[Interface dataset entries]
= = = = = = =
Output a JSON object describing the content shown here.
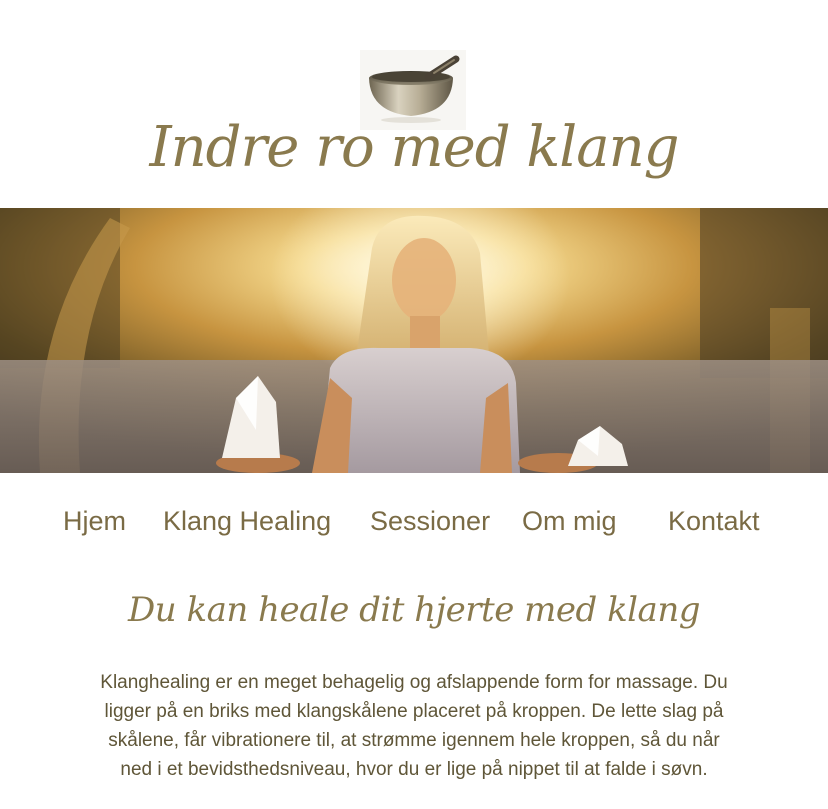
{
  "site": {
    "title": "Indre ro med klang"
  },
  "logo": {
    "icon": "singing-bowl-icon"
  },
  "hero": {
    "image": "woman-meditating-with-crystals-photo"
  },
  "nav": {
    "items": [
      {
        "label": "Hjem"
      },
      {
        "label": "Klang Healing"
      },
      {
        "label": "Sessioner"
      },
      {
        "label": "Om mig"
      },
      {
        "label": "Kontakt"
      }
    ]
  },
  "main": {
    "headline": "Du kan heale dit hjerte med klang",
    "paragraph": "Klanghealing er en meget behagelig og afslappende form for massage. Du ligger på en briks med klangskålene placeret på kroppen. De lette slag på skålene, får vibrationere til, at strømme igennem hele kroppen, så du når ned i et bevidsthedsniveau, hvor du er lige på nippet til at falde i søvn."
  },
  "colors": {
    "accent": "#8a7a4e",
    "text": "#5f5638",
    "background": "#ffffff"
  }
}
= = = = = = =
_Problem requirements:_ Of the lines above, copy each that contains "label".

_Solution below:_
        "label": "Hjem"
        "label": "Klang Healing"
        "label": "Sessioner"
        "label": "Om mig"
        "label": "Kontakt"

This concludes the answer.